What we learned from this activity:

  1. Texture is an important physical characteristic which can be used to identify igneous rocks.
  2. Color (light, dark, intermediate) is an important physical characteristic which can be used to identify igneous rocks.
  3. An igneous rock identification chart can be used to identify igneous rocks.
Amplifying Information:
  1. Texture indicates the rate of cooling of the magma. Coarse grained (intrusive) igneous rocks (granite, diorite, and gabbro) cool relatively slowly inside the Earth. Fine grained (extrusive) igneous rocks (rhyolite, andesite, and basalt) cool relatively quickly as lava at or very near the Earthís surface. Some extrusive igneous rocks cool so quickly that their texture is glassy (obsidian). Some igneous rocks begin to cool inside the Earth an form crystals (phenocrysts) of a high temperature mineral before rising to the Earthís surface cooling quickly as lava. This type of texture is called porphyritic Texture.

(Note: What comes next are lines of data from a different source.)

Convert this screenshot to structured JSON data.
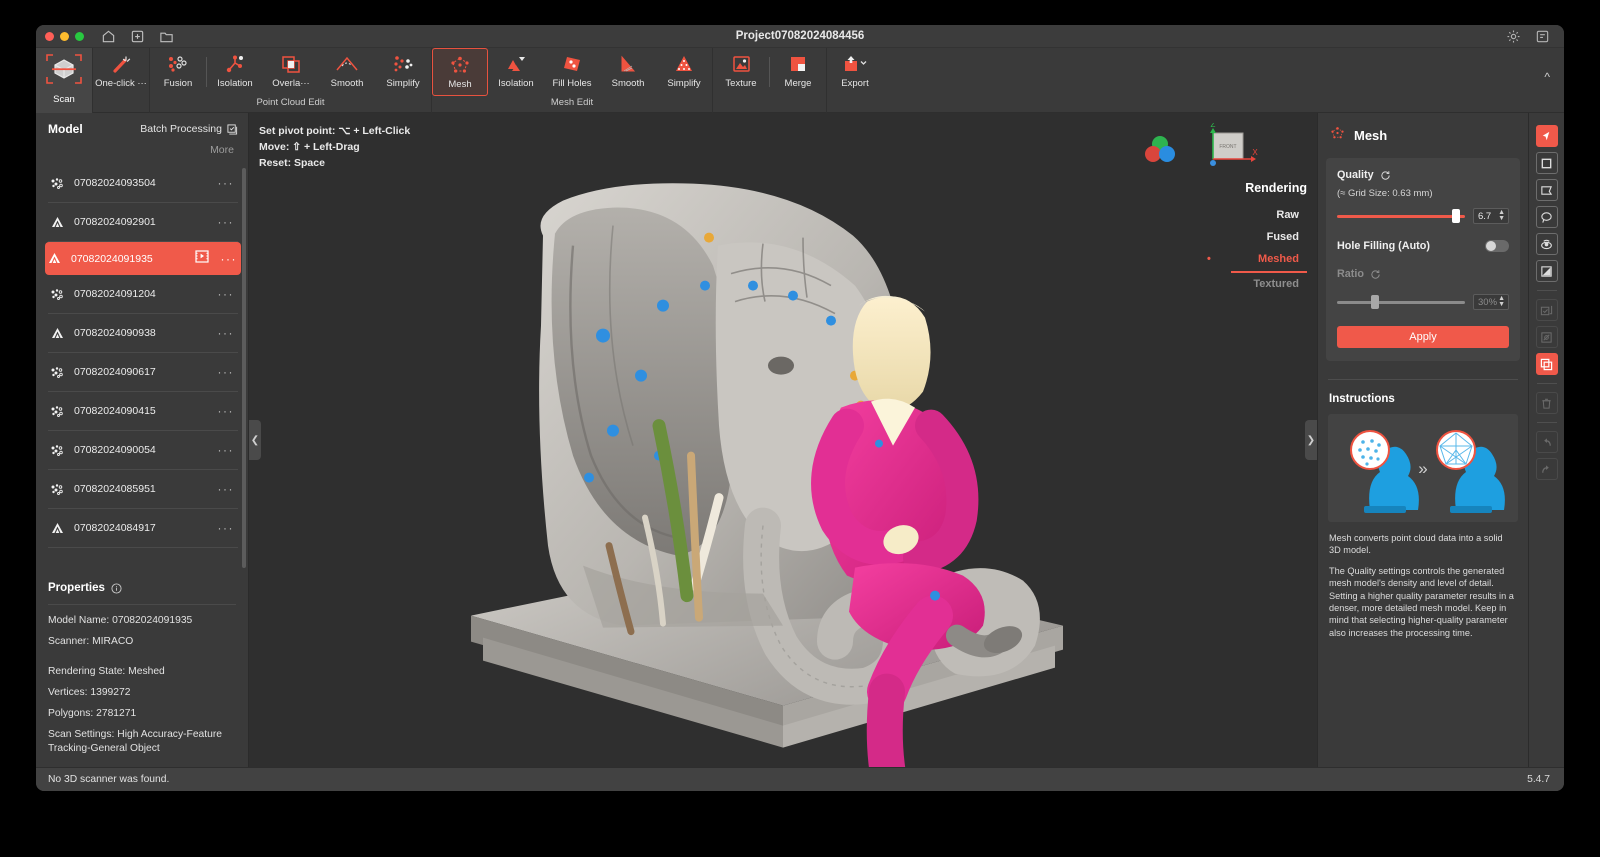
{
  "titlebar": {
    "project_title": "Project07082024084456",
    "icons": [
      "home-icon",
      "add-icon",
      "folder-icon"
    ],
    "right_icons": [
      "gear-icon",
      "note-icon"
    ]
  },
  "ribbon": {
    "scan": {
      "label": "Scan",
      "icon": "scan-cube-icon"
    },
    "groups": [
      {
        "caption": "",
        "items": [
          {
            "label": "One-click ···",
            "icon": "magic-wand-icon"
          }
        ]
      },
      {
        "caption": "Point Cloud Edit",
        "items": [
          {
            "label": "Fusion",
            "icon": "point-fusion-icon"
          },
          {
            "label": "Isolation",
            "icon": "point-isolation-icon"
          },
          {
            "label": "Overla···",
            "icon": "overlap-icon"
          },
          {
            "label": "Smooth",
            "icon": "smooth-curve-icon"
          },
          {
            "label": "Simplify",
            "icon": "simplify-dots-icon"
          }
        ]
      },
      {
        "caption": "Mesh Edit",
        "items": [
          {
            "label": "Mesh",
            "icon": "mesh-node-icon",
            "selected": true
          },
          {
            "label": "Isolation",
            "icon": "mesh-isolation-icon"
          },
          {
            "label": "Fill Holes",
            "icon": "fill-holes-icon"
          },
          {
            "label": "Smooth",
            "icon": "mesh-smooth-icon"
          },
          {
            "label": "Simplify",
            "icon": "mesh-simplify-icon"
          }
        ]
      },
      {
        "caption": "",
        "items": [
          {
            "label": "Texture",
            "icon": "texture-image-icon"
          },
          {
            "label": "Merge",
            "icon": "merge-squares-icon"
          }
        ]
      },
      {
        "caption": "",
        "items": [
          {
            "label": "Export",
            "icon": "export-upload-icon"
          }
        ]
      }
    ],
    "collapse_icon": "chevron-up-icon"
  },
  "left_panel": {
    "title": "Model",
    "batch_label": "Batch Processing",
    "batch_icon": "batch-copy-icon",
    "more_label": "More",
    "models": [
      {
        "name": "07082024093504",
        "type": "point-cloud-icon",
        "selected": false
      },
      {
        "name": "07082024092901",
        "type": "mesh-triangle-icon",
        "selected": false
      },
      {
        "name": "07082024091935",
        "type": "mesh-triangle-icon",
        "selected": true,
        "badge": "video-frame-icon"
      },
      {
        "name": "07082024091204",
        "type": "point-cloud-icon",
        "selected": false
      },
      {
        "name": "07082024090938",
        "type": "mesh-triangle-icon",
        "selected": false
      },
      {
        "name": "07082024090617",
        "type": "point-cloud-icon",
        "selected": false
      },
      {
        "name": "07082024090415",
        "type": "point-cloud-icon",
        "selected": false
      },
      {
        "name": "07082024090054",
        "type": "point-cloud-icon",
        "selected": false
      },
      {
        "name": "07082024085951",
        "type": "point-cloud-icon",
        "selected": false
      },
      {
        "name": "07082024084917",
        "type": "mesh-triangle-icon",
        "selected": false
      }
    ],
    "row_menu": "···",
    "properties": {
      "heading": "Properties",
      "info_icon": "info-icon",
      "fields": [
        {
          "key": "Model Name:",
          "value": "07082024091935"
        },
        {
          "key": "Scanner:",
          "value": "MIRACO"
        },
        {
          "key": "Rendering State:",
          "value": "Meshed"
        },
        {
          "key": "Vertices:",
          "value": "1399272"
        },
        {
          "key": "Polygons:",
          "value": "2781271"
        },
        {
          "key": "Scan Settings:",
          "value": "High Accuracy-Feature Tracking-General Object"
        }
      ]
    }
  },
  "viewport": {
    "hints": [
      "Set pivot point:  ⌥ + Left-Click",
      "Move: ⇧ + Left-Drag",
      "Reset: Space"
    ],
    "axis_labels": {
      "z": "Z",
      "x": "X",
      "face": "FRONT"
    },
    "rendering": {
      "title": "Rendering",
      "states": [
        {
          "label": "Raw",
          "state": "normal"
        },
        {
          "label": "Fused",
          "state": "normal"
        },
        {
          "label": "Meshed",
          "state": "selected"
        },
        {
          "label": "Textured",
          "state": "disabled"
        }
      ]
    },
    "collapse_left_icon": "chevron-left-icon",
    "collapse_right_icon": "chevron-right-icon"
  },
  "right_panel": {
    "title": "Mesh",
    "title_icon": "mesh-node-icon",
    "quality": {
      "label": "Quality",
      "reset_icon": "reset-circular-icon",
      "grid_note": "(≈ Grid Size: 0.63 mm)",
      "value": "6.7",
      "slider_percent": 93
    },
    "hole_filling": {
      "label": "Hole Filling (Auto)",
      "enabled": false
    },
    "ratio": {
      "label": "Ratio",
      "reset_icon": "reset-circular-icon",
      "value": "30%",
      "slider_percent": 30,
      "disabled": true
    },
    "apply_label": "Apply",
    "instructions": {
      "heading": "Instructions",
      "diagram_icon": "pointcloud-to-mesh-diagram",
      "arrow": "»",
      "paragraphs": [
        "Mesh converts point cloud data into a solid 3D model.",
        "The Quality settings controls the generated mesh model's density and level of detail. Setting a higher quality parameter results in a denser, more detailed mesh model. Keep in mind that selecting higher-quality parameter also increases the processing time."
      ]
    }
  },
  "rail": {
    "items": [
      {
        "icon": "cursor-select-icon",
        "state": "active"
      },
      {
        "icon": "rect-select-icon",
        "state": "normal"
      },
      {
        "icon": "polygon-select-icon",
        "state": "normal"
      },
      {
        "icon": "lasso-select-icon",
        "state": "normal"
      },
      {
        "icon": "through-select-icon",
        "state": "normal"
      },
      {
        "icon": "contrast-shade-icon",
        "state": "normal"
      },
      {
        "icon": "select-all-icon",
        "state": "disabled"
      },
      {
        "icon": "invert-select-icon",
        "state": "disabled"
      },
      {
        "icon": "duplicate-layers-icon",
        "state": "active"
      },
      {
        "icon": "delete-trash-icon",
        "state": "disabled"
      },
      {
        "icon": "undo-arrow-icon",
        "state": "disabled"
      },
      {
        "icon": "redo-arrow-icon",
        "state": "disabled"
      }
    ]
  },
  "status_bar": {
    "message": "No 3D scanner was found.",
    "version": "5.4.7"
  },
  "colors": {
    "accent": "#f0594a",
    "panel": "#3a3a3a",
    "card": "#444444",
    "viewport": "#2f2f2f"
  }
}
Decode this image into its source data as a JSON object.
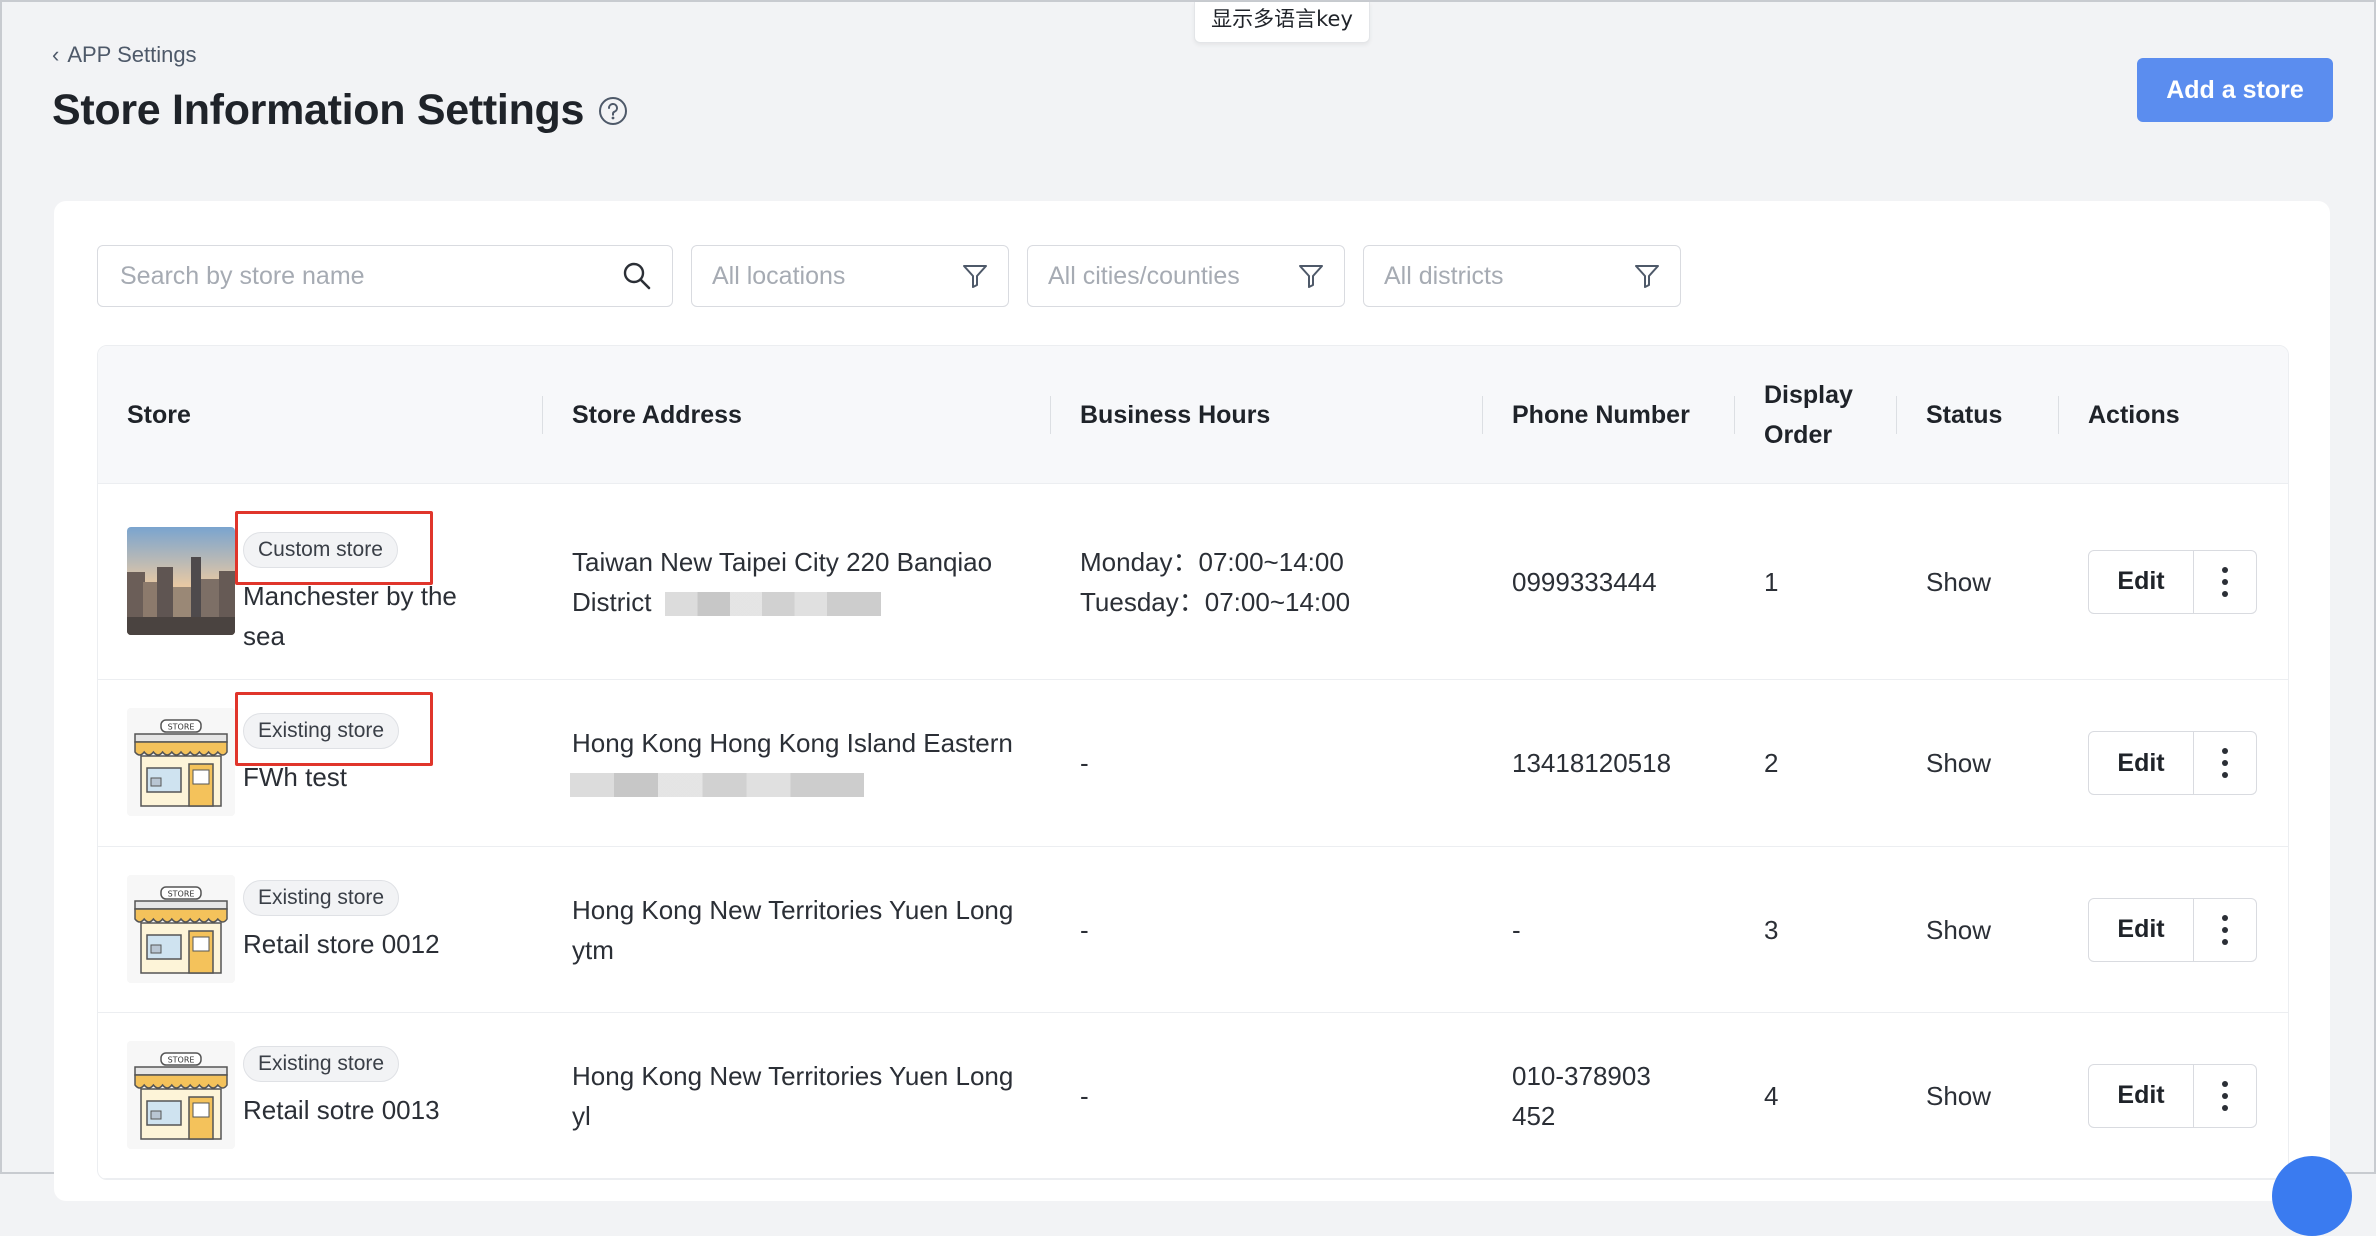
{
  "lang_key": "显示多语言key",
  "breadcrumb": {
    "label": "APP Settings"
  },
  "page": {
    "title": "Store Information Settings"
  },
  "add_button": "Add a store",
  "filters": {
    "search_placeholder": "Search by store name",
    "locations_placeholder": "All locations",
    "cities_placeholder": "All cities/counties",
    "districts_placeholder": "All districts"
  },
  "table": {
    "headers": {
      "store": "Store",
      "address": "Store Address",
      "hours": "Business Hours",
      "phone": "Phone Number",
      "display_order": "Display Order",
      "status": "Status",
      "actions": "Actions"
    },
    "rows": [
      {
        "tag": "Custom store",
        "name": "Manchester by the sea",
        "address": "Taiwan New Taipei City 220 Banqiao District",
        "hours": [
          "Monday：07:00~14:00",
          "Tuesday：07:00~14:00"
        ],
        "phone": "0999333444",
        "order": "1",
        "status": "Show",
        "edit": "Edit"
      },
      {
        "tag": "Existing store",
        "name": "FWh test",
        "address": "Hong Kong Hong Kong Island Eastern",
        "hours": [
          "-"
        ],
        "phone": "13418120518",
        "order": "2",
        "status": "Show",
        "edit": "Edit"
      },
      {
        "tag": "Existing store",
        "name": "Retail store 0012",
        "address": "Hong Kong New Territories Yuen Long ytm",
        "hours": [
          "-"
        ],
        "phone": "-",
        "order": "3",
        "status": "Show",
        "edit": "Edit"
      },
      {
        "tag": "Existing store",
        "name": "Retail sotre 0013",
        "address": "Hong Kong New Territories Yuen Long yl",
        "hours": [
          "-"
        ],
        "phone": "010-378903452",
        "order": "4",
        "status": "Show",
        "edit": "Edit"
      }
    ]
  },
  "colors": {
    "primary": "#5b8def",
    "highlight": "#e0352b",
    "background": "#f2f3f5"
  }
}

2. The color (light, dark, or intermediate) indicates the origin and composition of the magma. Light colored igneous rocks (granite and rhyolite) come from relatively near the Earthís surface and consist of low density minerals; quartz, potassium feldspar, muscovite mica, and some dark minerals such as biotite mica and hornblende (amphibole). Dark colored igneous rocks (gabbro and basalt) come from the upper mantle (asthenosphere) and consist of higher density minerals such as calcium rich plagioclase feldspar, pyroxene, amphiboles, and olivine (no quartz). Intermediate colored igneous rocks (diorite and andesite) consist of some quartz and sodium rich plagioclase feldspar along with a moderate amount of dark colored minerals such as hornblende (amphibole) and pyroxene.